AFRICA’s football body is under pressure to heavily punish the country that stepped in to save its showpiece tournament after crowd violence marred Equatorial Guinea’s exit in the Cup of Nations semi-finals.
However, the third-place game involving Equatorial Guinea and Congo on Saturday at the same stadium in Malabo where the violence took place on Thursday will still go ahead, the Confederation of African Football said.
Equatorial Guinea fans threw rocks, bottles, and other missiles at Ghanaian supporters, players, and officials, causing the semi-final to be stopped for over 30 minutes in the second half with Ghana leading 3-0 and the home team on its way out.
Riot police fired tear gas at the angry home crowd, and evacuated Ghana’s fans to protect them, and a helicopter hovered low over the stands at Malabo Stadium, trying to restore order. The troubles were highly embarrassing for Africa’s top soccer tournament, local organizers, and CAF, all of which were under scrutiny after the tournament’s last-minute change of host country.
Ghana’s football association described the scenes as a “war zone,” as its fans came under attack from missiles, forcing some to seek sanctuary on the field behind one of the goals during the game.
Ghana players also had to be shielded by riot police when they left the field at halftime as missiles rained down on them.
A British reporter posted pictures on social media of large jagged pieces of glass, broken plates, and rocks, which he said he found on the field after the chaos.
CAF had already fined Equatorial Guinea’s federation $5,000 and warned it to control its fans after crowd trouble in its quarterfinal, a contentious 2-1 win over Tunisia at Bata.
CAF spokesman Junior Binyam told The Associated Press on Friday that the third-place game was “not in danger” of being called off.
But CAF met early Friday and would announce any disciplinary decisions and give details of injuries from the crowd trouble in a statement after lunch local time, Binyam said.

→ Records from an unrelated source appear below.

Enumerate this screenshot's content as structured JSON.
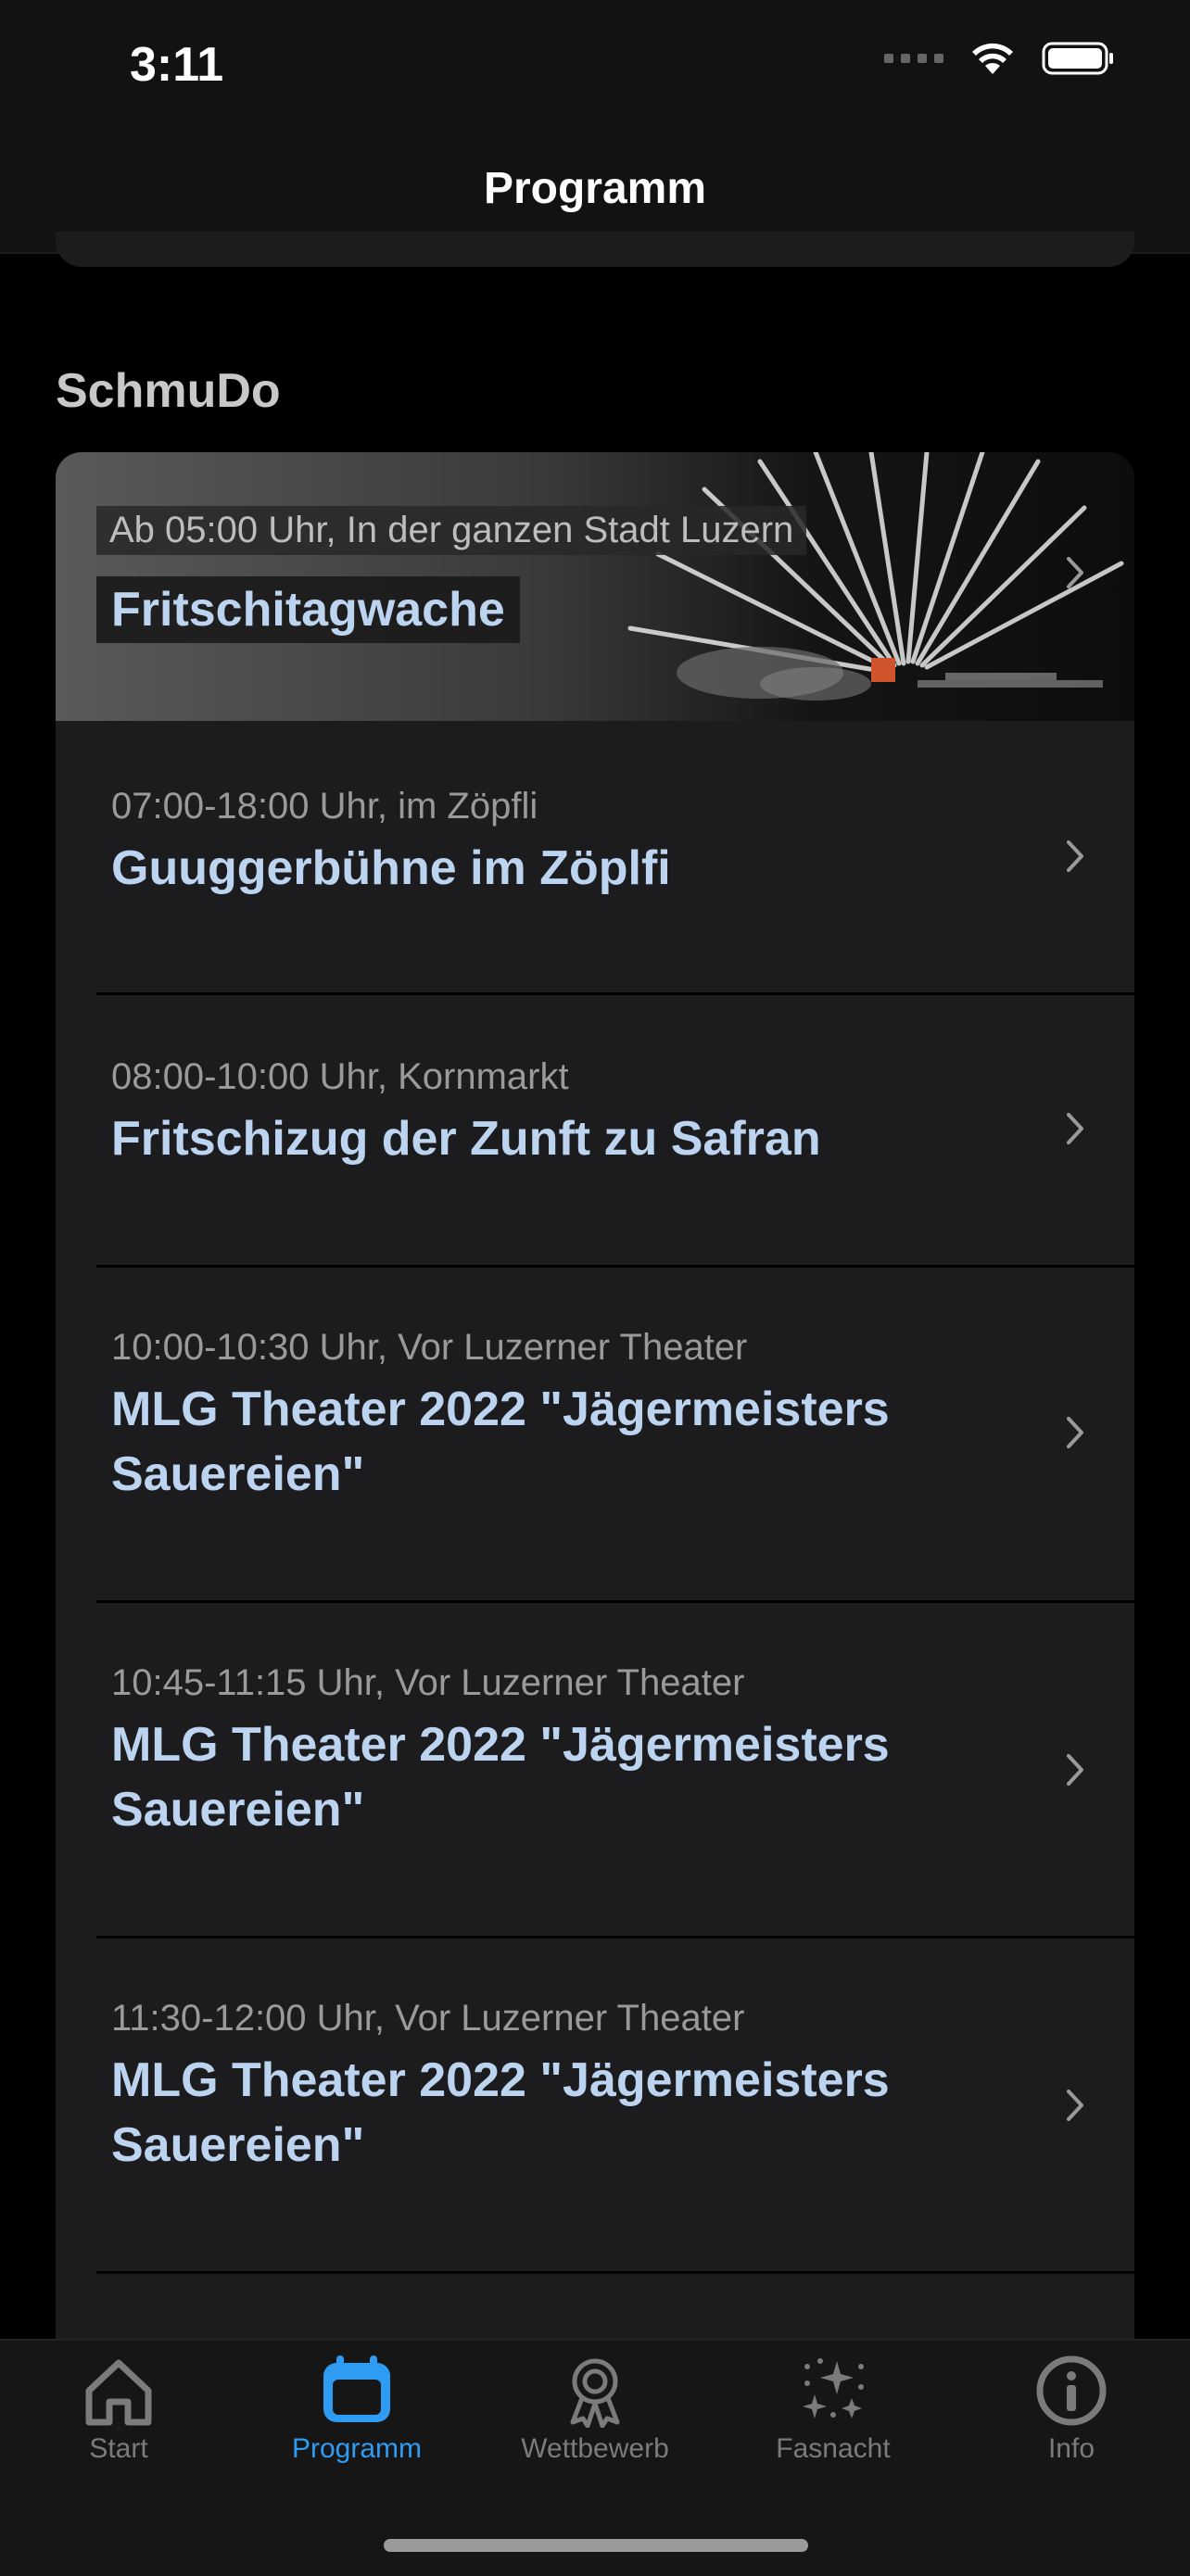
{
  "status_bar": {
    "time": "3:11"
  },
  "nav": {
    "title": "Programm"
  },
  "section": {
    "title": "SchmuDo"
  },
  "hero_event": {
    "subtitle": "Ab 05:00 Uhr, In der ganzen Stadt Luzern",
    "title": "Fritschitagwache"
  },
  "events": [
    {
      "subtitle": "07:00-18:00 Uhr, im Zöpfli",
      "title": "Guuggerbühne im Zöplfi"
    },
    {
      "subtitle": "08:00-10:00 Uhr, Kornmarkt",
      "title": "Fritschizug der Zunft zu Safran"
    },
    {
      "subtitle": "10:00-10:30 Uhr, Vor Luzerner Theater",
      "title": "MLG Theater 2022 \"Jägermeisters Sauereien\""
    },
    {
      "subtitle": "10:45-11:15 Uhr, Vor Luzerner Theater",
      "title": "MLG Theater 2022 \"Jägermeisters Sauereien\""
    },
    {
      "subtitle": "11:30-12:00 Uhr, Vor Luzerner Theater",
      "title": "MLG Theater 2022 \"Jägermeisters Sauereien\""
    }
  ],
  "tabs": [
    {
      "label": "Start",
      "icon": "home-icon"
    },
    {
      "label": "Programm",
      "icon": "calendar-icon",
      "active": true
    },
    {
      "label": "Wettbewerb",
      "icon": "award-icon"
    },
    {
      "label": "Fasnacht",
      "icon": "sparkles-icon"
    },
    {
      "label": "Info",
      "icon": "info-icon"
    }
  ],
  "colors": {
    "accent": "#2e9cf2",
    "event_title": "#bcd4f0",
    "background": "#000000",
    "card": "#1c1c1e"
  }
}
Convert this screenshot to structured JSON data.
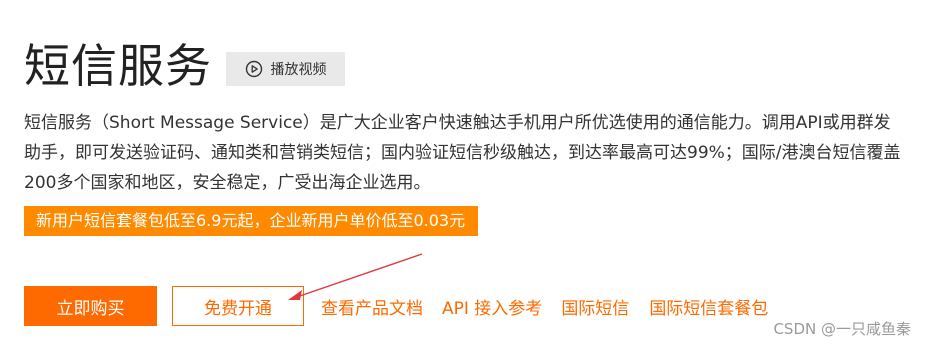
{
  "header": {
    "title": "短信服务",
    "video_button_label": "播放视频",
    "video_icon": "play-circle-icon"
  },
  "description": "短信服务（Short Message Service）是广大企业客户快速触达手机用户所优选使用的通信能力。调用API或用群发助手，即可发送验证码、通知类和营销类短信；国内验证短信秒级触达，到达率最高可达99%；国际/港澳台短信覆盖200多个国家和地区，安全稳定，广受出海企业选用。",
  "promo": {
    "text": "新用户短信套餐包低至6.9元起，企业新用户单价低至0.03元",
    "color": "#ff8a00"
  },
  "actions": {
    "buy_label": "立即购买",
    "free_label": "免费开通",
    "links": [
      "查看产品文档",
      "API 接入参考",
      "国际短信",
      "国际短信套餐包"
    ],
    "accent_color": "#ff6a00"
  },
  "annotation": {
    "arrow_color": "#e0383e"
  },
  "watermark": "CSDN @一只咸鱼秦"
}
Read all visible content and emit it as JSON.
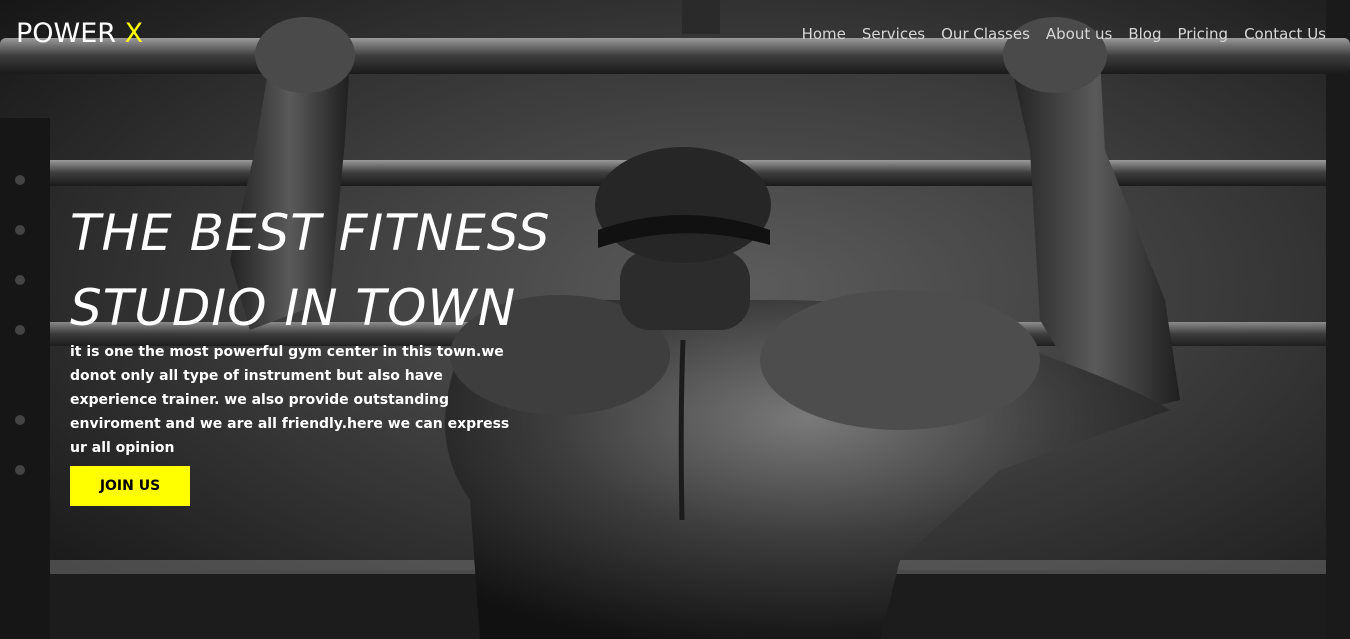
{
  "brand": {
    "name": "POWER",
    "accent": "X",
    "accent_color": "#ffff00"
  },
  "nav": {
    "items": [
      {
        "label": "Home"
      },
      {
        "label": "Services"
      },
      {
        "label": "Our Classes"
      },
      {
        "label": "About us"
      },
      {
        "label": "Blog"
      },
      {
        "label": "Pricing"
      },
      {
        "label": "Contact Us"
      }
    ]
  },
  "hero": {
    "headline_line1": "THE BEST FITNESS",
    "headline_line2": "STUDIO IN TOWN",
    "description": "it is one the most powerful gym center in this town.we donot only all type of instrument but also have experience trainer. we also provide outstanding enviroment and we are all friendly.here we can express ur all opinion",
    "cta_label": "JOIN US",
    "cta_color": "#ffff00"
  }
}
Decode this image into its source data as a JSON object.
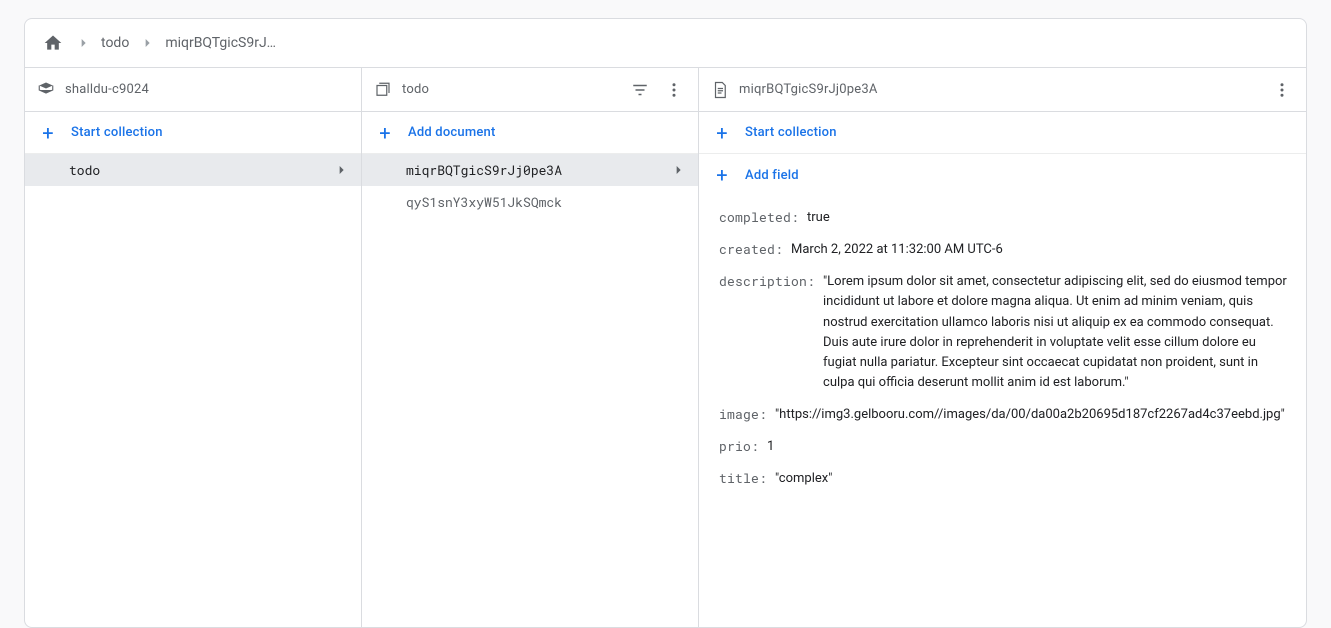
{
  "breadcrumbs": {
    "collection": "todo",
    "doc": "miqrBQTgicS9rJ…"
  },
  "col1": {
    "title": "shalldu-c9024",
    "action": "Start collection",
    "items": [
      {
        "label": "todo",
        "selected": true
      }
    ]
  },
  "col2": {
    "title": "todo",
    "action": "Add document",
    "items": [
      {
        "label": "miqrBQTgicS9rJj0pe3A",
        "selected": true
      },
      {
        "label": "qyS1snY3xyW51JkSQmck",
        "selected": false
      }
    ]
  },
  "col3": {
    "title": "miqrBQTgicS9rJj0pe3A",
    "action_collection": "Start collection",
    "action_field": "Add field",
    "fields": [
      {
        "key": "completed",
        "value": "true"
      },
      {
        "key": "created",
        "value": "March 2, 2022 at 11:32:00 AM UTC-6"
      },
      {
        "key": "description",
        "value": "\"Lorem ipsum dolor sit amet, consectetur adipiscing elit, sed do eiusmod tempor incididunt ut labore et dolore magna aliqua. Ut enim ad minim veniam, quis nostrud exercitation ullamco laboris nisi ut aliquip ex ea commodo consequat. Duis aute irure dolor in reprehenderit in voluptate velit esse cillum dolore eu fugiat nulla pariatur. Excepteur sint occaecat cupidatat non proident, sunt in culpa qui officia deserunt mollit anim id est laborum.\""
      },
      {
        "key": "image",
        "value": "\"https://img3.gelbooru.com//images/da/00/da00a2b20695d187cf2267ad4c37eebd.jpg\""
      },
      {
        "key": "prio",
        "value": "1"
      },
      {
        "key": "title",
        "value": "\"complex\""
      }
    ]
  }
}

He didn’t give details of the meeting or any decisions taken by CAF.
Some Ghana fans suffered minor injuries in the stadium from being hit by objects, while there were reports that local fans attacked the Ghanaians again when they were leaving the stadium.Advertisement
The African Cup had been running relatively smoothly until Equatorial Guinea’s quarterfinal.
Morocco conceded its hosting rights because of fears over the spread of Ebola, forcing CAF to approach Equatorial Guinea just two months ahead of kick off.